(MATERIAL SUPPLIED)
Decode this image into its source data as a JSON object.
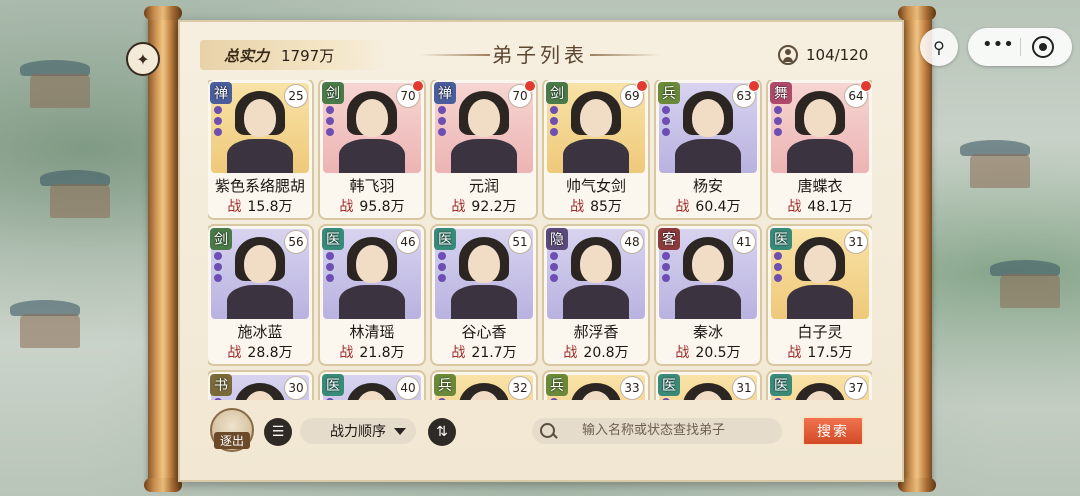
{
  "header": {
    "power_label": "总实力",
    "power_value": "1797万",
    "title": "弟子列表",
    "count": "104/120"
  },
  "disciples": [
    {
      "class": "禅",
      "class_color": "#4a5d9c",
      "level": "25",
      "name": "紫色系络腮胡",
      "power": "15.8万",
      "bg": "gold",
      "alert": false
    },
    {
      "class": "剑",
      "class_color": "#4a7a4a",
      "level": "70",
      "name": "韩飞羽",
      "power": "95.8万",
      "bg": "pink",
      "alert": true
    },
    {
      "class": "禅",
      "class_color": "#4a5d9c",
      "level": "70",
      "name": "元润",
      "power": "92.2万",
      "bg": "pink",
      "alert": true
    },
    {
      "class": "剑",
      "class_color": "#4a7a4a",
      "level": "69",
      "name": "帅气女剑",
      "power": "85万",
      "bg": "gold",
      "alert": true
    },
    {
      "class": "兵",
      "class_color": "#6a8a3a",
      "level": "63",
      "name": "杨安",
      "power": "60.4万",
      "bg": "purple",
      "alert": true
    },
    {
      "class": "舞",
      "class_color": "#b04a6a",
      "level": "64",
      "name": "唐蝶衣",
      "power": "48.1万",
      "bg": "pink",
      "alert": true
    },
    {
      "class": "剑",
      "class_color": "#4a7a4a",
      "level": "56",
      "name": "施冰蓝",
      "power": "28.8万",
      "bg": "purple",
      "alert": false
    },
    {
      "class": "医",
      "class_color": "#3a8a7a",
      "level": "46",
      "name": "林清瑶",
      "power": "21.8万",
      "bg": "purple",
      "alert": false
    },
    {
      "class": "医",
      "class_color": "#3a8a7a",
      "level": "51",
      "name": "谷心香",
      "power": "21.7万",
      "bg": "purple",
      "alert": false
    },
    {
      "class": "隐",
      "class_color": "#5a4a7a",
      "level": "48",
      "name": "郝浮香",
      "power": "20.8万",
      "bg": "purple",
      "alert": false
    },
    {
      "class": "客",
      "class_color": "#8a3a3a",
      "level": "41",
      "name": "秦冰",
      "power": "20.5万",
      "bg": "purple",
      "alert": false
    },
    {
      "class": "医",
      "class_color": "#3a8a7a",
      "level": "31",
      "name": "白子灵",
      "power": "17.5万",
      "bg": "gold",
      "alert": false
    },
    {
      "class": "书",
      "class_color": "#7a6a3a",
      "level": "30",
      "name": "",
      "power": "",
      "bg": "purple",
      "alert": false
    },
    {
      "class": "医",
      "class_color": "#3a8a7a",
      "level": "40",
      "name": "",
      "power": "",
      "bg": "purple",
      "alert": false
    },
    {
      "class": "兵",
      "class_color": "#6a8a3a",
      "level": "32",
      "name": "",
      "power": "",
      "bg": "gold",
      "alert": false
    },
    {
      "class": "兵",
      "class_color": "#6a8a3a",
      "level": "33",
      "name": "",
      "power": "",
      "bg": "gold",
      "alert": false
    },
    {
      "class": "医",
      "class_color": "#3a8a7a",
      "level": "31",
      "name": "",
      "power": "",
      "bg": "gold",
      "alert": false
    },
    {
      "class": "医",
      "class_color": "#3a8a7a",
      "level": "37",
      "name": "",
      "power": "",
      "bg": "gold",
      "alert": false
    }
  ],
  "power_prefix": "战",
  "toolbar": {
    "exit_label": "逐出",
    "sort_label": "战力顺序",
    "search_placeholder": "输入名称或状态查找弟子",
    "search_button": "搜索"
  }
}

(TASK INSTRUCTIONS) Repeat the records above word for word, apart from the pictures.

(EXERCISE ANSWER)
Decode this image into its source data as a JSON object.
{
  "header": {
    "power_label": "总实力",
    "power_value": "1797万",
    "title": "弟子列表",
    "count": "104/120"
  },
  "disciples": [
    {
      "class": "禅",
      "class_color": "#4a5d9c",
      "level": "25",
      "name": "紫色系络腮胡",
      "power": "15.8万",
      "bg": "gold",
      "alert": false
    },
    {
      "class": "剑",
      "class_color": "#4a7a4a",
      "level": "70",
      "name": "韩飞羽",
      "power": "95.8万",
      "bg": "pink",
      "alert": true
    },
    {
      "class": "禅",
      "class_color": "#4a5d9c",
      "level": "70",
      "name": "元润",
      "power": "92.2万",
      "bg": "pink",
      "alert": true
    },
    {
      "class": "剑",
      "class_color": "#4a7a4a",
      "level": "69",
      "name": "帅气女剑",
      "power": "85万",
      "bg": "gold",
      "alert": true
    },
    {
      "class": "兵",
      "class_color": "#6a8a3a",
      "level": "63",
      "name": "杨安",
      "power": "60.4万",
      "bg": "purple",
      "alert": true
    },
    {
      "class": "舞",
      "class_color": "#b04a6a",
      "level": "64",
      "name": "唐蝶衣",
      "power": "48.1万",
      "bg": "pink",
      "alert": true
    },
    {
      "class": "剑",
      "class_color": "#4a7a4a",
      "level": "56",
      "name": "施冰蓝",
      "power": "28.8万",
      "bg": "purple",
      "alert": false
    },
    {
      "class": "医",
      "class_color": "#3a8a7a",
      "level": "46",
      "name": "林清瑶",
      "power": "21.8万",
      "bg": "purple",
      "alert": false
    },
    {
      "class": "医",
      "class_color": "#3a8a7a",
      "level": "51",
      "name": "谷心香",
      "power": "21.7万",
      "bg": "purple",
      "alert": false
    },
    {
      "class": "隐",
      "class_color": "#5a4a7a",
      "level": "48",
      "name": "郝浮香",
      "power": "20.8万",
      "bg": "purple",
      "alert": false
    },
    {
      "class": "客",
      "class_color": "#8a3a3a",
      "level": "41",
      "name": "秦冰",
      "power": "20.5万",
      "bg": "purple",
      "alert": false
    },
    {
      "class": "医",
      "class_color": "#3a8a7a",
      "level": "31",
      "name": "白子灵",
      "power": "17.5万",
      "bg": "gold",
      "alert": false
    },
    {
      "class": "书",
      "class_color": "#7a6a3a",
      "level": "30",
      "name": "",
      "power": "",
      "bg": "purple",
      "alert": false
    },
    {
      "class": "医",
      "class_color": "#3a8a7a",
      "level": "40",
      "name": "",
      "power": "",
      "bg": "purple",
      "alert": false
    },
    {
      "class": "兵",
      "class_color": "#6a8a3a",
      "level": "32",
      "name": "",
      "power": "",
      "bg": "gold",
      "alert": false
    },
    {
      "class": "兵",
      "class_color": "#6a8a3a",
      "level": "33",
      "name": "",
      "power": "",
      "bg": "gold",
      "alert": false
    },
    {
      "class": "医",
      "class_color": "#3a8a7a",
      "level": "31",
      "name": "",
      "power": "",
      "bg": "gold",
      "alert": false
    },
    {
      "class": "医",
      "class_color": "#3a8a7a",
      "level": "37",
      "name": "",
      "power": "",
      "bg": "gold",
      "alert": false
    }
  ],
  "power_prefix": "战",
  "toolbar": {
    "exit_label": "逐出",
    "sort_label": "战力顺序",
    "search_placeholder": "输入名称或状态查找弟子",
    "search_button": "搜索"
  }
}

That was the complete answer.